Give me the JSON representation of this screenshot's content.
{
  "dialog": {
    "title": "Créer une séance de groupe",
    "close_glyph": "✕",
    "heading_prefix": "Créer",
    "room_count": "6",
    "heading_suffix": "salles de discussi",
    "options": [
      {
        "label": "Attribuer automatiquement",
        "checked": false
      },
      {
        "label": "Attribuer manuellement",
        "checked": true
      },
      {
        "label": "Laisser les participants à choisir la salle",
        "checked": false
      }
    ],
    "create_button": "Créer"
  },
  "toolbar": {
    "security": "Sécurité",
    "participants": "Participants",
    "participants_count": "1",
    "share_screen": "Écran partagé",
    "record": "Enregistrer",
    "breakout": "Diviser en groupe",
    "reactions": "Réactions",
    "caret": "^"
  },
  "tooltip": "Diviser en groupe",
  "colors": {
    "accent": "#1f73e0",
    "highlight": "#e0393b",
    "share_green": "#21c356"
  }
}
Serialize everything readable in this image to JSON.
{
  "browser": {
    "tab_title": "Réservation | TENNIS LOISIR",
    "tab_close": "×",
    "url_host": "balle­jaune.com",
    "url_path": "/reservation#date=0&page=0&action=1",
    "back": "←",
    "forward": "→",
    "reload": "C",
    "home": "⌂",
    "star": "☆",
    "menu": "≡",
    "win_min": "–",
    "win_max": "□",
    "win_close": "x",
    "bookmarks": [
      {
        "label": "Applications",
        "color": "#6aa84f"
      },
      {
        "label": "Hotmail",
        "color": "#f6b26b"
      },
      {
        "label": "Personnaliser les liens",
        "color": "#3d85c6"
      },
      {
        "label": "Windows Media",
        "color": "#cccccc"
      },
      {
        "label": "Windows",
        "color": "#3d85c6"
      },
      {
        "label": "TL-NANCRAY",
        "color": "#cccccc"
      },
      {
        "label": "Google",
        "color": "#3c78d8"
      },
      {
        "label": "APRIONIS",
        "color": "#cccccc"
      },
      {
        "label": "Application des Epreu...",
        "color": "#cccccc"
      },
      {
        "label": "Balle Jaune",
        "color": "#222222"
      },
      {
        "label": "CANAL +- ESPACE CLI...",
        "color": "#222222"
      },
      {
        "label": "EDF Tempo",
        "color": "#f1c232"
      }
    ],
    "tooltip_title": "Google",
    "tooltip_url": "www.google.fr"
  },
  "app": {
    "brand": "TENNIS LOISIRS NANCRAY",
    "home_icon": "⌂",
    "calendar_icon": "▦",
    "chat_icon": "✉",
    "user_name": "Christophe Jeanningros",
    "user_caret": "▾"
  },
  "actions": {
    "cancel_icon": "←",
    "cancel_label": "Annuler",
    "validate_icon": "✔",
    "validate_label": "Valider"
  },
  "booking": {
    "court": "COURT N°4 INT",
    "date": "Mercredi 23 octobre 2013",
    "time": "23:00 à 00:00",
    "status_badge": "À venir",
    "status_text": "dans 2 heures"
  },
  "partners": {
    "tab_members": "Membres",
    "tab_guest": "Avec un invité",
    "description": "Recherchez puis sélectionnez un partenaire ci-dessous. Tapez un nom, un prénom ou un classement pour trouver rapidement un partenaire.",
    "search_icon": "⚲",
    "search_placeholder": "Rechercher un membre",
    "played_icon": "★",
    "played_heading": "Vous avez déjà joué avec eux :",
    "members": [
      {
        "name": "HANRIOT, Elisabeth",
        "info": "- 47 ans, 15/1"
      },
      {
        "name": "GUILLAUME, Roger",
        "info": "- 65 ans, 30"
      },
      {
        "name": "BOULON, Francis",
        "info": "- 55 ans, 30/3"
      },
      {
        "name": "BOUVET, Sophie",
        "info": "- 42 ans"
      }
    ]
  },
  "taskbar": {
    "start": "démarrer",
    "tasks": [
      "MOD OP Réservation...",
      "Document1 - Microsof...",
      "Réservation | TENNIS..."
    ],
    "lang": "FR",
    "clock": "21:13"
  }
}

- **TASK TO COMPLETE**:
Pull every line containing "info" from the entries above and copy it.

- **EXPECTED ANSWER**:
        "info": "- 47 ans, 15/1"
        "info": "- 65 ans, 30"
        "info": "- 55 ans, 30/3"
        "info": "- 42 ans"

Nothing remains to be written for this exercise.